Contemporary Tamil writer Jeyamohan, in a lecture on Tolstoy, observes there are two facets to Tolstoy. Tolstoy – the storyteller, who created War and Peace, Anna Karenina, and The Resurrection. Then there is Tolstoy – the guru, like a priest addressing from an altar. Though Tolstoy explored moral and ethical dilemmas through the characters in his literary works, he doubted their impact on society. He probably felt that his fictional works are not sufficiently clear to understand and practice. So Tolstoy started focussing on simple, direct, fable-like pieces to teach morality. 

2nd July

We can only be totally satisfied with the impression made on us by a work of art when, despite all our intellectual efforts, there is something about it that remains beyond our full comprehension.


What is it like to read A Calendar of Wisdom? 

At a superficial level, this is just a book of quotes. Many quotations come across as preachy and may not be appreciated by everyone. But on a deeper level, this is a compendium of answers to the eternal questions facing humanity. These questions have been asked and answered by every generation yet they continue to persist.

18th December

Life is a constant striving towards a goal, to which it is possible to come close,

but which is impossible to achieve; therefore there can be no rest

Giuseppe Mazzini (1860)

More than a century later, 

You can’t ever reach perfection, but you can believe in an asymptote

toward which you are ceaselessly striving.

Paul Kalanithi (2016) 

The concerns of Lao Tzu were also the concerns of Tolstoy. The pressing questions of the 19th century are also our own. So, A Calendar of Wisdom is not just any book of quotes but wisdom for posterity. Have all these thoughts stood the test of time? Many of them, yes. But, some of these thoughts have not aged well. And some of them will not be agreeable at all. These imperfections show no one can be right about everything every time, not even the wisest among us.

13th September

Look upon your thoughts as if they were your guests, and your desires as if they were your children. 

Chinese Proverb

Even though this is a collection of quotations, the daily devotional format makes it easier to digest these thoughts. By limiting the ideas under a single topic for a day, the book provides a coherent reading experience. The daily format enables reading only one page a day, slows us down, and creates time to reflect on these views. This format also nurtures a daily reading habit. For these reasons, I find the daily devotional style appealing.

26th November

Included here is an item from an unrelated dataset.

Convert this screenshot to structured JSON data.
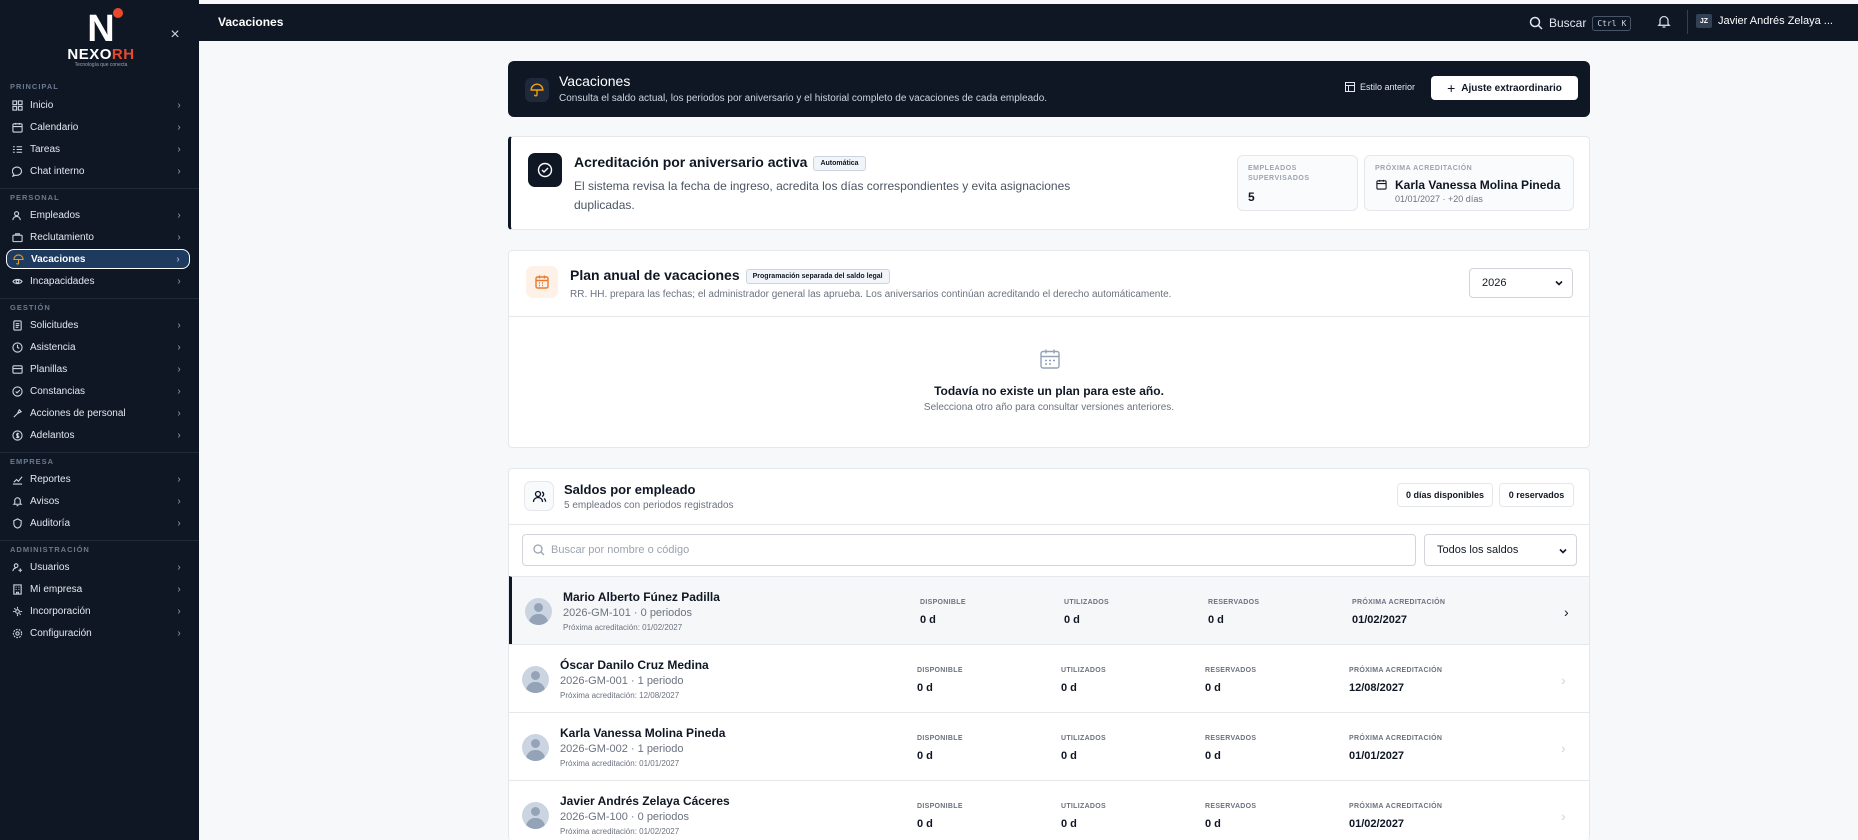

It is better to believe in the most impossible and distant good than to believe that people are capable of committing even the most trivial of sins.


The downside of repeating something every day is, the repetition could numb the experience. It risks becoming a chore. This is true even for a daily reading routine. Some days, the entries in A Calendar of Wisdom did not register in me, a likely side effect of the daily routine. Maybe, mixing different daily readings could help with this. The idea of daily devotional has permeated today into various subjects beyond scriptural reading. Ryan Holiday’s The Daily Stoic provides a page-a-day guide for stoicism. Clemency Burton-Hill introduces classical music in Year of Wonder. Robert Greene’s book The Daily Laws is a collection of ideas about strategy and human nature. The daily readings are also available in a non-book format. Daily Dad and Daily Stoic are free e-mail subscriptions on parenting and stoicism. If the idea of reading a page every day sounds interesting to you, then daily devotional is a great format to explore ideas.

31st December

“Time passes!” we often hear people say. There is no such thing as time;

we are the ones who are moving.

The Talmud